Unified Flow: The Benefits of a Holistic Approach to Supply Chains


The retail landscape keeps evolving; ecommerce has been on the rise for years, but the past year has sent it into orbit and retailers are feeling the effects of this growth on their supply chains. The demand for warehousing space and staff has never been higher, and the same goes for the demand for long-distance transport capacity, as well as last-mile delivery too.

How can retailers cope with these changes, and what are the sensible choices they should make? Pieter Van den Broecke, Managing Director Netherlands, Belgium and Germany at Manhattan Associates, shares his view about the challenges retailers (in particular) are facing and how they can turn these difficulties to their advantage.

Flowing In

Looking at the inbound flow of goods from suppliers, companies can take different approaches when looking for areas of improvement, depending on the size of their supply chain.

  • Short supply chains: think about inbound and your outbound flows. A unified supply chain that incorporates warehouse and transport management systems can help identify synergies and promote visibility.
  • Mid-range supply chains: switch from being on the receiving end to collecting your orders. When you own or control your shipping channels, you are in the driver’s seat. That makes it easier to manage the flow of goods into and through your networks.
  • Long-range supply chains: importing semi-finished instead of finished product gives you more flexibility in the final stages of your supply chain. Nearshoring or onshoring makes lead times shorter and can increase flexibility.

Flowing Through

There are different areas where retailers can improve the efficiency of their warehousing operation. Some of the potential improvements discussed in the articles below are automation, pulling orders instead of pushing orders, and gamification. Read up on that here, or listen to the podcast episode:


Flowing Out

Complete visibility of your outbound flows is essential if you want to leverage economies of scale. Should you give your whole ecommerce volume to one of the leading parcel carriers, or is it more efficient to organise your ecommerce shipments locally and give them to a local hero to deliver?

Smaller local delivery companies may have better coverage, resulting in a better price point, better service, or both. Combining e-commerce, wholesale, and retail shipments is also an option if you have complete visibility of your goods across the entirety of the supply chain picture.

Another trend we are seeing is a move to shipping product to end-customers from micro fulfilment centres, partner hubs, or stores. This increase in locations increases both the need for visibility and the need for advanced planning systems to make sure the right product is at the right place at the right time as well as advanced order management systems to make sure the right product is sourced from the right place, at the right time, at the right costs.

Flowing Back

The increase in ecommerce shipments has also led to an increase in returns, making a seamless returns process more important than ever for two key reasons:

  • Your customer wants an easy returns process to return an order with as little hassle as possible, making the returns process now an active customer experience touch-point
  • You want a returns process where you have complete visibility of where your returns are and what the status of the returned product is, so you can make them available for sale as quickly as possible again

The higher the value of your products, the more critical it is to have returned product checked and back in stock as fast as possible.
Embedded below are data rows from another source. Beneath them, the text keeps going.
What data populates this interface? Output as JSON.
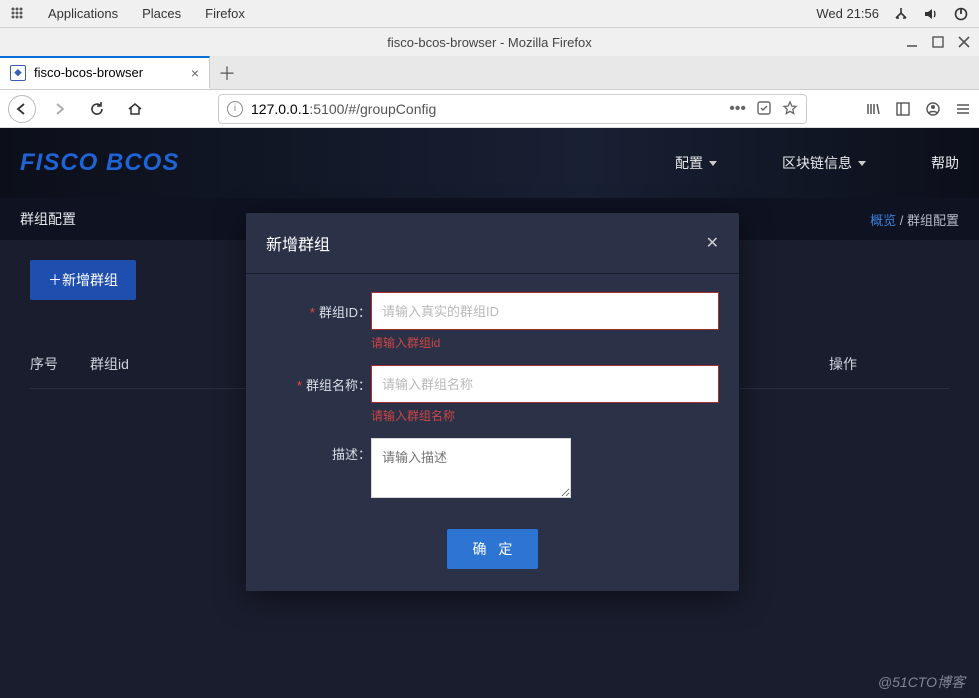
{
  "gnome": {
    "applications": "Applications",
    "places": "Places",
    "firefox": "Firefox",
    "clock": "Wed 21:56"
  },
  "firefox": {
    "windowTitle": "fisco-bcos-browser - Mozilla Firefox",
    "tab": {
      "title": "fisco-bcos-browser"
    },
    "url": {
      "host": "127.0.0.1",
      "path": ":5100/#/groupConfig"
    }
  },
  "app": {
    "logo": "FISCO BCOS",
    "menu": {
      "config": "配置",
      "blockchain": "区块链信息",
      "help": "帮助"
    },
    "crumb": {
      "title": "群组配置",
      "link": "概览",
      "sep": " / ",
      "current": "群组配置"
    },
    "addBtn": "＋新增群组",
    "table": {
      "seq": "序号",
      "groupId": "群组id",
      "op": "操作"
    }
  },
  "modal": {
    "title": "新增群组",
    "groupId": {
      "label": "群组ID：",
      "placeholder": "请输入真实的群组ID",
      "error": "请输入群组id"
    },
    "groupName": {
      "label": "群组名称：",
      "placeholder": "请输入群组名称",
      "error": "请输入群组名称"
    },
    "desc": {
      "label": "描述：",
      "placeholder": "请输入描述"
    },
    "ok": "确 定"
  },
  "watermark": "@51CTO博客"
}
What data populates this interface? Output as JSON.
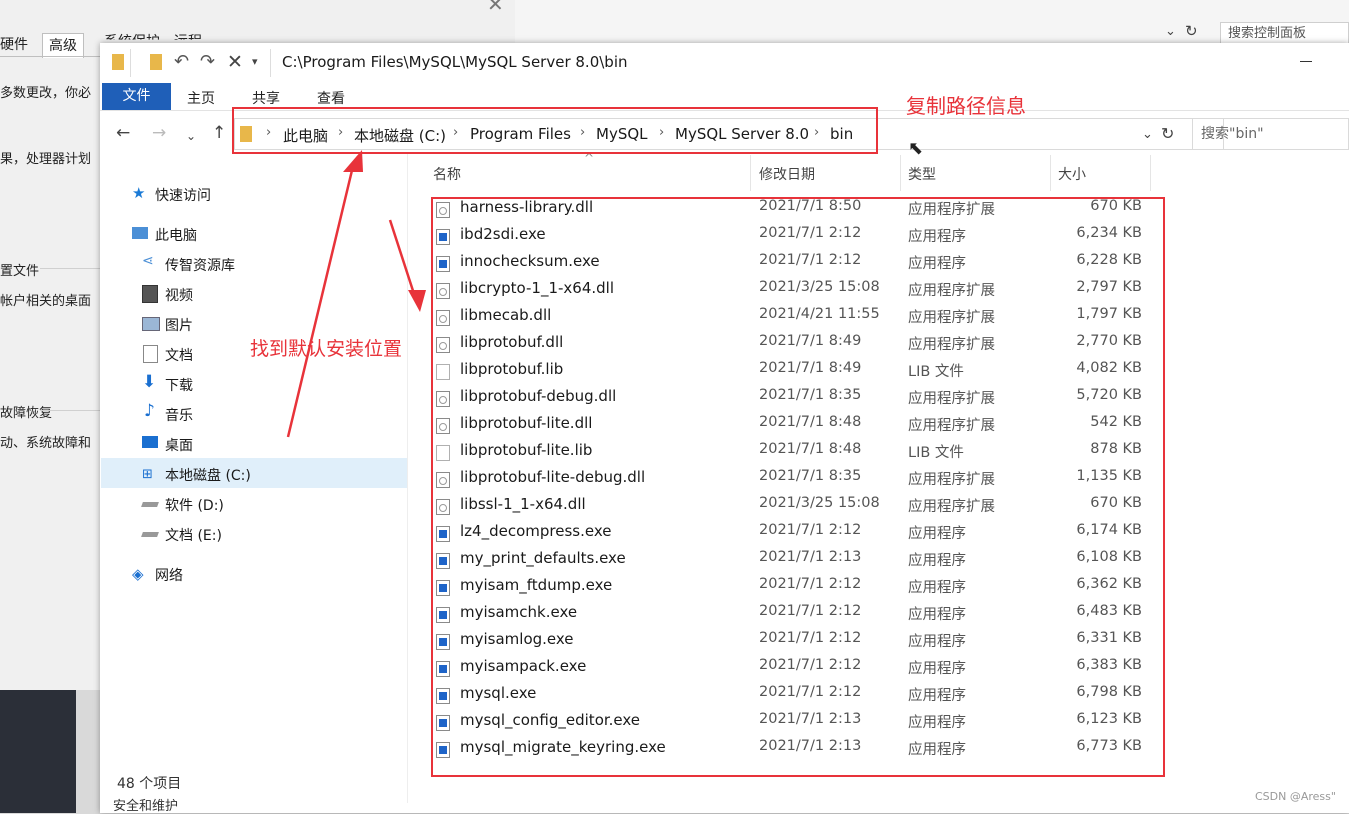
{
  "background_dialog": {
    "tabs": [
      "硬件",
      "高级",
      "系统保护",
      "远程"
    ],
    "lines": [
      "多数更改，你必",
      "果，处理器计划",
      "置文件",
      "帐户相关的桌面",
      "故障恢复",
      "动、系统故障和"
    ]
  },
  "control_panel": {
    "search_placeholder": "搜索控制面板"
  },
  "window": {
    "title_path": "C:\\Program Files\\MySQL\\MySQL Server 8.0\\bin",
    "ribbon_tabs": [
      "文件",
      "主页",
      "共享",
      "查看"
    ],
    "breadcrumb": [
      "此电脑",
      "本地磁盘 (C:)",
      "Program Files",
      "MySQL",
      "MySQL Server 8.0",
      "bin"
    ],
    "search_placeholder": "搜索\"bin\""
  },
  "nav_pane": {
    "items": [
      "快速访问",
      "此电脑",
      "传智资源库",
      "视频",
      "图片",
      "文档",
      "下载",
      "音乐",
      "桌面",
      "本地磁盘 (C:)",
      "软件 (D:)",
      "文档 (E:)",
      "网络"
    ]
  },
  "columns": [
    "名称",
    "修改日期",
    "类型",
    "大小"
  ],
  "files": [
    {
      "name": "harness-library.dll",
      "date": "2021/7/1 8:50",
      "type": "应用程序扩展",
      "size": "670 KB",
      "kind": "dll"
    },
    {
      "name": "ibd2sdi.exe",
      "date": "2021/7/1 2:12",
      "type": "应用程序",
      "size": "6,234 KB",
      "kind": "exe"
    },
    {
      "name": "innochecksum.exe",
      "date": "2021/7/1 2:12",
      "type": "应用程序",
      "size": "6,228 KB",
      "kind": "exe"
    },
    {
      "name": "libcrypto-1_1-x64.dll",
      "date": "2021/3/25 15:08",
      "type": "应用程序扩展",
      "size": "2,797 KB",
      "kind": "dll"
    },
    {
      "name": "libmecab.dll",
      "date": "2021/4/21 11:55",
      "type": "应用程序扩展",
      "size": "1,797 KB",
      "kind": "dll"
    },
    {
      "name": "libprotobuf.dll",
      "date": "2021/7/1 8:49",
      "type": "应用程序扩展",
      "size": "2,770 KB",
      "kind": "dll"
    },
    {
      "name": "libprotobuf.lib",
      "date": "2021/7/1 8:49",
      "type": "LIB 文件",
      "size": "4,082 KB",
      "kind": "lib"
    },
    {
      "name": "libprotobuf-debug.dll",
      "date": "2021/7/1 8:35",
      "type": "应用程序扩展",
      "size": "5,720 KB",
      "kind": "dll"
    },
    {
      "name": "libprotobuf-lite.dll",
      "date": "2021/7/1 8:48",
      "type": "应用程序扩展",
      "size": "542 KB",
      "kind": "dll"
    },
    {
      "name": "libprotobuf-lite.lib",
      "date": "2021/7/1 8:48",
      "type": "LIB 文件",
      "size": "878 KB",
      "kind": "lib"
    },
    {
      "name": "libprotobuf-lite-debug.dll",
      "date": "2021/7/1 8:35",
      "type": "应用程序扩展",
      "size": "1,135 KB",
      "kind": "dll"
    },
    {
      "name": "libssl-1_1-x64.dll",
      "date": "2021/3/25 15:08",
      "type": "应用程序扩展",
      "size": "670 KB",
      "kind": "dll"
    },
    {
      "name": "lz4_decompress.exe",
      "date": "2021/7/1 2:12",
      "type": "应用程序",
      "size": "6,174 KB",
      "kind": "exe"
    },
    {
      "name": "my_print_defaults.exe",
      "date": "2021/7/1 2:13",
      "type": "应用程序",
      "size": "6,108 KB",
      "kind": "exe"
    },
    {
      "name": "myisam_ftdump.exe",
      "date": "2021/7/1 2:12",
      "type": "应用程序",
      "size": "6,362 KB",
      "kind": "exe"
    },
    {
      "name": "myisamchk.exe",
      "date": "2021/7/1 2:12",
      "type": "应用程序",
      "size": "6,483 KB",
      "kind": "exe"
    },
    {
      "name": "myisamlog.exe",
      "date": "2021/7/1 2:12",
      "type": "应用程序",
      "size": "6,331 KB",
      "kind": "exe"
    },
    {
      "name": "myisampack.exe",
      "date": "2021/7/1 2:12",
      "type": "应用程序",
      "size": "6,383 KB",
      "kind": "exe"
    },
    {
      "name": "mysql.exe",
      "date": "2021/7/1 2:12",
      "type": "应用程序",
      "size": "6,798 KB",
      "kind": "exe"
    },
    {
      "name": "mysql_config_editor.exe",
      "date": "2021/7/1 2:13",
      "type": "应用程序",
      "size": "6,123 KB",
      "kind": "exe"
    },
    {
      "name": "mysql_migrate_keyring.exe",
      "date": "2021/7/1 2:13",
      "type": "应用程序",
      "size": "6,773 KB",
      "kind": "exe"
    }
  ],
  "status": {
    "item_count": "48 个项目",
    "bottom_link": "安全和维护"
  },
  "annotations": {
    "copy_path": "复制路径信息",
    "find_location": "找到默认安装位置",
    "color": "#e8333a"
  },
  "watermark": "CSDN @Aress\""
}
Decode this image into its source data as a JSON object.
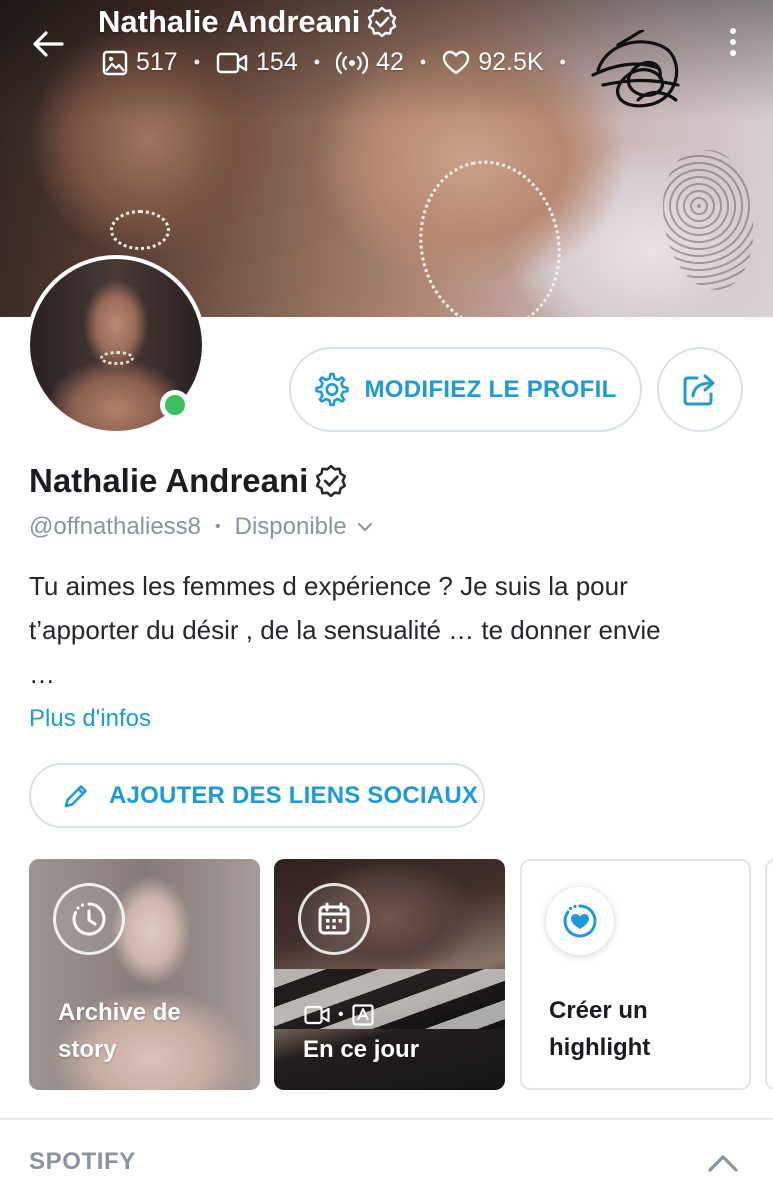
{
  "header": {
    "title": "Nathalie Andreani",
    "stats": [
      {
        "icon": "image-icon",
        "value": "517"
      },
      {
        "icon": "video-icon",
        "value": "154"
      },
      {
        "icon": "live-stream-icon",
        "value": "42"
      },
      {
        "icon": "heart-icon",
        "value": "92.5K"
      }
    ]
  },
  "profile": {
    "name": "Nathalie Andreani",
    "handle": "@offnathaliess8",
    "status": "Disponible",
    "bio_lines": [
      "Tu aimes les femmes d expérience ? Je suis la pour",
      "t’apporter du désir , de la sensualité … te donner envie",
      "…"
    ],
    "more_info": "Plus d'infos"
  },
  "actions": {
    "edit_profile": "MODIFIEZ LE PROFIL",
    "add_social_links": "AJOUTER DES LIENS SOCIAUX"
  },
  "highlights": [
    {
      "label_line1": "Archive de",
      "label_line2": "story",
      "icon": "clock-history-icon"
    },
    {
      "label_line1": "En ce jour",
      "icon": "calendar-icon"
    },
    {
      "label_line1": "Créer un",
      "label_line2": "highlight",
      "icon": "heart-plus-icon"
    }
  ],
  "sections": {
    "spotify": "SPOTIFY"
  },
  "colors": {
    "accent": "#1e9ad6",
    "online": "#3cbf5d",
    "muted": "#8a949e",
    "border": "#d9e1e8"
  }
}
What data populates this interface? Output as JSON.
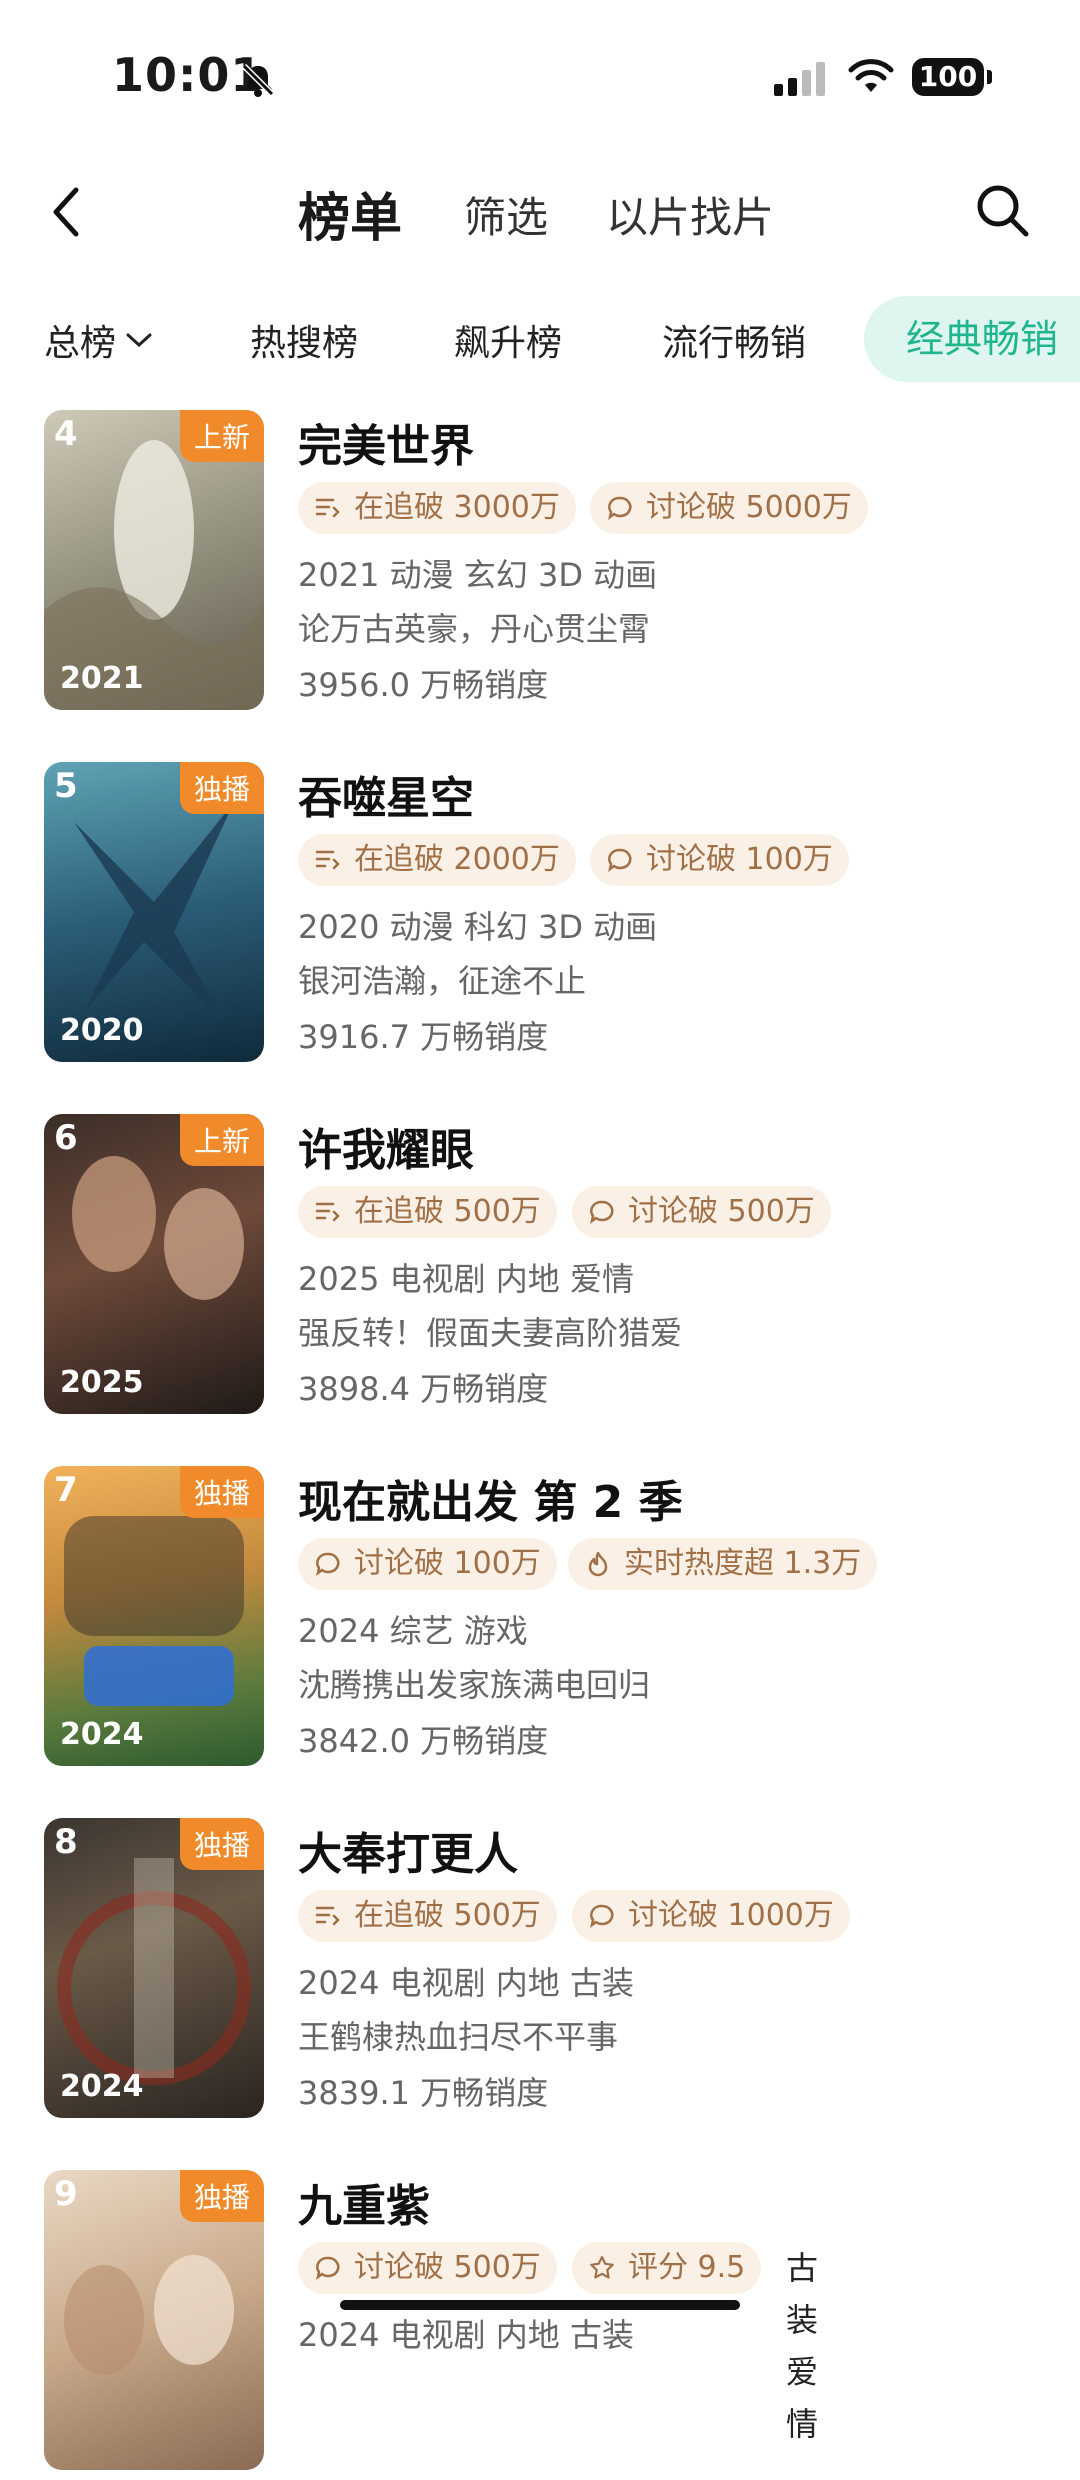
{
  "status": {
    "time": "10:01",
    "battery": "100"
  },
  "nav": {
    "title": "榜单",
    "filter": "筛选",
    "find": "以片找片"
  },
  "tabs": {
    "all": "总榜",
    "hot": "热搜榜",
    "rise": "飙升榜",
    "popular": "流行畅销",
    "classic": "经典畅销"
  },
  "items": [
    {
      "rank": "4",
      "badge": "上新",
      "year": "2021",
      "title": "完美世界",
      "chip1": "在追破 3000万",
      "chip2": "讨论破 5000万",
      "meta": "2021 动漫 玄幻 3D 动画",
      "desc": "论万古英豪，丹心贯尘霄",
      "heat": "3956.0 万畅销度"
    },
    {
      "rank": "5",
      "badge": "独播",
      "year": "2020",
      "title": "吞噬星空",
      "chip1": "在追破 2000万",
      "chip2": "讨论破 100万",
      "meta": "2020 动漫 科幻 3D 动画",
      "desc": "银河浩瀚，征途不止",
      "heat": "3916.7 万畅销度"
    },
    {
      "rank": "6",
      "badge": "上新",
      "year": "2025",
      "title": "许我耀眼",
      "chip1": "在追破 500万",
      "chip2": "讨论破 500万",
      "meta": "2025 电视剧 内地 爱情",
      "desc": "强反转！假面夫妻高阶猎爱",
      "heat": "3898.4 万畅销度"
    },
    {
      "rank": "7",
      "badge": "独播",
      "year": "2024",
      "title": "现在就出发 第 2 季",
      "chip1": "讨论破 100万",
      "chip2": "实时热度超 1.3万",
      "meta": "2024 综艺 游戏",
      "desc": "沈腾携出发家族满电回归",
      "heat": "3842.0 万畅销度"
    },
    {
      "rank": "8",
      "badge": "独播",
      "year": "2024",
      "title": "大奉打更人",
      "chip1": "在追破 500万",
      "chip2": "讨论破 1000万",
      "meta": "2024 电视剧 内地 古装",
      "desc": "王鹤棣热血扫尽不平事",
      "heat": "3839.1 万畅销度"
    },
    {
      "rank": "9",
      "badge": "独播",
      "year": "",
      "title": "九重紫",
      "chip1": "讨论破 500万",
      "chip2": "评分 9.5",
      "chip3": "古装爱情",
      "meta": "2024 电视剧 内地 古装",
      "desc": "",
      "heat": ""
    }
  ],
  "colors": {
    "accent": "#1fb58f",
    "badge": "#f08a2a",
    "chip_bg": "#fbf0e6",
    "chip_text": "#a07148"
  }
}
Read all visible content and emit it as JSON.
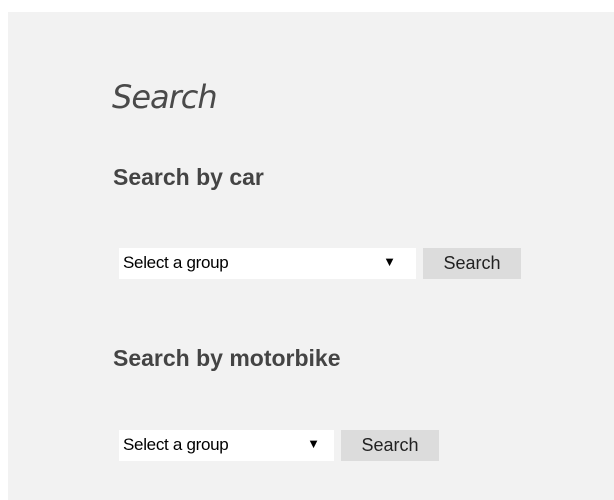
{
  "page": {
    "title": "Search"
  },
  "car_search": {
    "heading": "Search by car",
    "select_value": "Select a group",
    "arrow_icon": "dropdown-arrow-icon",
    "button_label": "Search"
  },
  "motorbike_search": {
    "heading": "Search by motorbike",
    "select_value": "Select a group",
    "arrow_icon": "dropdown-arrow-icon",
    "button_label": "Search"
  },
  "colors": {
    "panel_background": "#f2f2f2",
    "button_background": "#dcdcdc",
    "heading_text": "#444444"
  }
}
Whether you have a dedicated returns centre from where you ship re-stocked items, or you put them back in your main stock, you need the flexibility of a warehouse management system that utilises the returned stock effectively.

Unified Flows = Unified Supply Chains

Whatever part of your supply chain you are thinking of improving, it is crucial to have a holistic unified approach to your supply chain processes. Transportation management, order management, warehouse management, planning, these all need to be connected and working together.

Simply put, in an increasingly fast-paced digital, connected world, a siloed approach doesn’t cut it anymore. Every stage and element of a modern, agile and resilient supply should be tightly connected and intertwined - gone are the days of the siloed, legacy approach - enabling companies to leverage economies of scale and merge separate flows in a unified, data driven and future-ready supply chain.